What you need to do => Among the records below, find each line containing the word "power" and copy it.

Records excerpted from a collection =>

══════════

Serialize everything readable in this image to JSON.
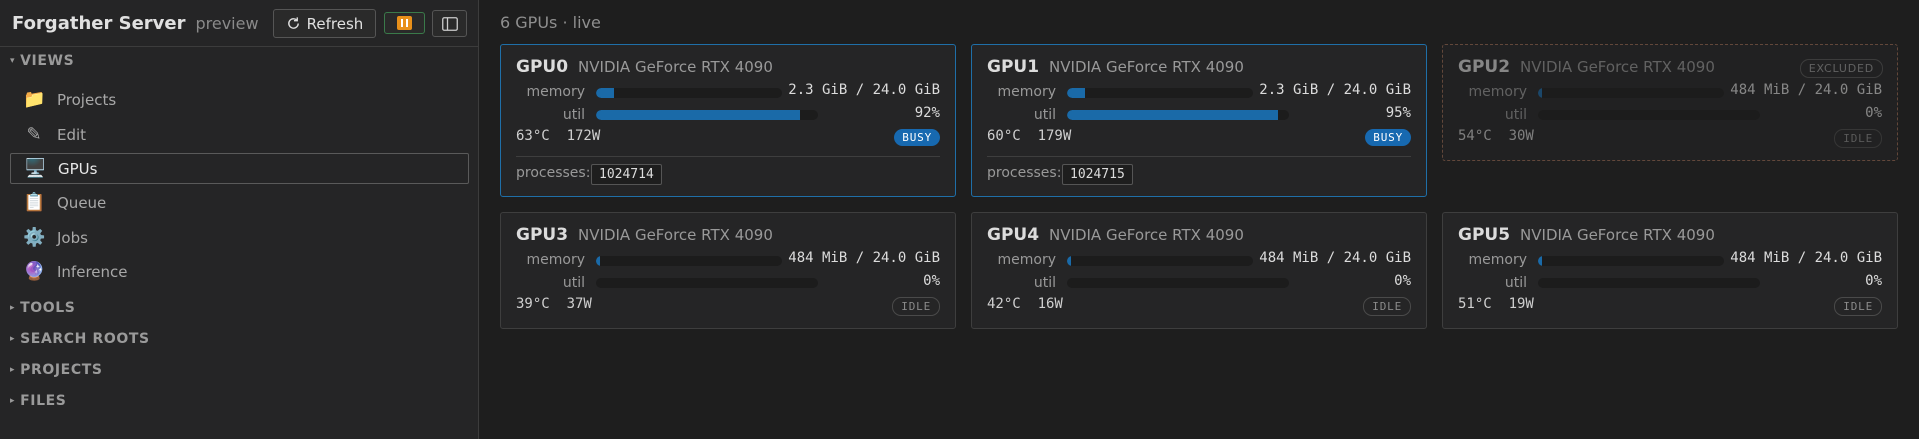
{
  "header": {
    "title": "Forgather Server",
    "subtitle": "preview",
    "refresh_label": "Refresh"
  },
  "sections": {
    "views": "VIEWS",
    "tools": "TOOLS",
    "search_roots": "SEARCH ROOTS",
    "projects": "PROJECTS",
    "files": "FILES"
  },
  "nav": [
    {
      "label": "Projects",
      "icon": "folder-icon",
      "glyph": "📁"
    },
    {
      "label": "Edit",
      "icon": "pencil-icon",
      "glyph": "✎"
    },
    {
      "label": "GPUs",
      "icon": "desktop-computer-icon",
      "glyph": "🖥️"
    },
    {
      "label": "Queue",
      "icon": "clipboard-icon",
      "glyph": "📋"
    },
    {
      "label": "Jobs",
      "icon": "gear-icon",
      "glyph": "⚙️"
    },
    {
      "label": "Inference",
      "icon": "crystal-ball-icon",
      "glyph": "🔮"
    }
  ],
  "main": {
    "title": "6 GPUs · live",
    "memory_label": "memory",
    "util_label": "util",
    "processes_label": "processes:",
    "excluded_label": "EXCLUDED"
  },
  "gpus": [
    {
      "id": "GPU0",
      "name": "NVIDIA GeForce RTX 4090",
      "memory": "2.3 GiB / 24.0 GiB",
      "mem_frac": 0.096,
      "util": "92%",
      "util_frac": 0.92,
      "temp": "63°C",
      "power": "172W",
      "state": "BUSY",
      "processes": [
        "1024714"
      ]
    },
    {
      "id": "GPU1",
      "name": "NVIDIA GeForce RTX 4090",
      "memory": "2.3 GiB / 24.0 GiB",
      "mem_frac": 0.096,
      "util": "95%",
      "util_frac": 0.95,
      "temp": "60°C",
      "power": "179W",
      "state": "BUSY",
      "processes": [
        "1024715"
      ]
    },
    {
      "id": "GPU2",
      "name": "NVIDIA GeForce RTX 4090",
      "memory": "484 MiB / 24.0 GiB",
      "mem_frac": 0.02,
      "util": "0%",
      "util_frac": 0,
      "temp": "54°C",
      "power": "30W",
      "state": "IDLE",
      "excluded": true
    },
    {
      "id": "GPU3",
      "name": "NVIDIA GeForce RTX 4090",
      "memory": "484 MiB / 24.0 GiB",
      "mem_frac": 0.02,
      "util": "0%",
      "util_frac": 0,
      "temp": "39°C",
      "power": "37W",
      "state": "IDLE"
    },
    {
      "id": "GPU4",
      "name": "NVIDIA GeForce RTX 4090",
      "memory": "484 MiB / 24.0 GiB",
      "mem_frac": 0.02,
      "util": "0%",
      "util_frac": 0,
      "temp": "42°C",
      "power": "16W",
      "state": "IDLE"
    },
    {
      "id": "GPU5",
      "name": "NVIDIA GeForce RTX 4090",
      "memory": "484 MiB / 24.0 GiB",
      "mem_frac": 0.02,
      "util": "0%",
      "util_frac": 0,
      "temp": "51°C",
      "power": "19W",
      "state": "IDLE"
    }
  ],
  "colors": {
    "accent": "#1a6aa8",
    "busy_badge": "#1769b0",
    "excluded_border": "#9a6a52",
    "pause": "#e8901a"
  }
}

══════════

Finished task =>
      "power": "172W",
      "power": "179W",
      "power": "30W",
      "power": "37W",
      "power": "16W",
      "power": "19W",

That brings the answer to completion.